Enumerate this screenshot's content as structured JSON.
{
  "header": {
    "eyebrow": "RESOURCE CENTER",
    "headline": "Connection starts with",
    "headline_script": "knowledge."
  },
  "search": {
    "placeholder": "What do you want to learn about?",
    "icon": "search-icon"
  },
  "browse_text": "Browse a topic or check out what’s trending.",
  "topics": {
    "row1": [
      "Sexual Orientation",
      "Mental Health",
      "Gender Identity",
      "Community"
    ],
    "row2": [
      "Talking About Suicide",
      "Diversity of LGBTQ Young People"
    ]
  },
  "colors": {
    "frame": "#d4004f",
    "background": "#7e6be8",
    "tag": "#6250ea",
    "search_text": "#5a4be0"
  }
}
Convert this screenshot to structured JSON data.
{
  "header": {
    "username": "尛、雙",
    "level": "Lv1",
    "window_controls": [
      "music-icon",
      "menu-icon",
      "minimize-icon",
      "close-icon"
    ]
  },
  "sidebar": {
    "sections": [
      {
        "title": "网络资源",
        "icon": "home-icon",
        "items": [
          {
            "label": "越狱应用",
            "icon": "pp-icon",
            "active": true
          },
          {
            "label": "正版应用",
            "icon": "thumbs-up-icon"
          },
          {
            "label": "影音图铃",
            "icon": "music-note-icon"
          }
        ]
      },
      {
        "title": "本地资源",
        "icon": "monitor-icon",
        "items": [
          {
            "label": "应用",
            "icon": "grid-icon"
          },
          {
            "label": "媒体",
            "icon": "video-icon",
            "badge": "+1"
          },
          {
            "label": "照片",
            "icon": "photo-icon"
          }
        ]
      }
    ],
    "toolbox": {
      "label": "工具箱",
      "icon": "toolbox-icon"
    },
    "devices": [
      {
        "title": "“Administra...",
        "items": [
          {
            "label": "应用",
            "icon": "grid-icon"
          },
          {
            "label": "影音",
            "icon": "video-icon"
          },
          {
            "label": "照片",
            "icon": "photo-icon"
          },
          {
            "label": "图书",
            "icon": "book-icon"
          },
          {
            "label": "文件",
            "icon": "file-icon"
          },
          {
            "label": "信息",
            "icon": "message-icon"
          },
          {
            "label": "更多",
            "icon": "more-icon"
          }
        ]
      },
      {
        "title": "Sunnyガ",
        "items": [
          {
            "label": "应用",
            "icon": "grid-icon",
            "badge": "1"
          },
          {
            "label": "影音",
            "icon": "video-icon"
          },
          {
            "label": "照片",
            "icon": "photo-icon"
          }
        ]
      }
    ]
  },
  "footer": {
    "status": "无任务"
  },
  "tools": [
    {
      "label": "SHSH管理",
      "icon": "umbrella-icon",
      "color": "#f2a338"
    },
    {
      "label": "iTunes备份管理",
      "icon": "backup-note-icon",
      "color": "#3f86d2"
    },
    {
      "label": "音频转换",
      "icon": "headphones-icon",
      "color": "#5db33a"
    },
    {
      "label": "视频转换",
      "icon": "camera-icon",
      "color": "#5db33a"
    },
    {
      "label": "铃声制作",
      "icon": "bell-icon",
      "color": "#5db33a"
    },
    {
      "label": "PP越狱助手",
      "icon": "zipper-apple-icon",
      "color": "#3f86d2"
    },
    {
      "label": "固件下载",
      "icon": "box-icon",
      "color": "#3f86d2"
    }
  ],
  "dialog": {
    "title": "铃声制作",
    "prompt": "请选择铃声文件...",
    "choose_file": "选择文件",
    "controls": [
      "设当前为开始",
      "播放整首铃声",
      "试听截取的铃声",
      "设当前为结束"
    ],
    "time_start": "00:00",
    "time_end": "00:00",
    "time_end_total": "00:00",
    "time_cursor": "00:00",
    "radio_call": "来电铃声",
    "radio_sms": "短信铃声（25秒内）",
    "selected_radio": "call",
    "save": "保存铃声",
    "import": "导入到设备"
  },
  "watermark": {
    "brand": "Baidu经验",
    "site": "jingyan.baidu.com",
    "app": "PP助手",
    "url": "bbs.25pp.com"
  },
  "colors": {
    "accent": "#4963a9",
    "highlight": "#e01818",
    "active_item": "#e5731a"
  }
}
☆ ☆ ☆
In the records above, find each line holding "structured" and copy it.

Enumerate this screenshot's content as structured JSON.
Convert this screenshot to structured JSON data.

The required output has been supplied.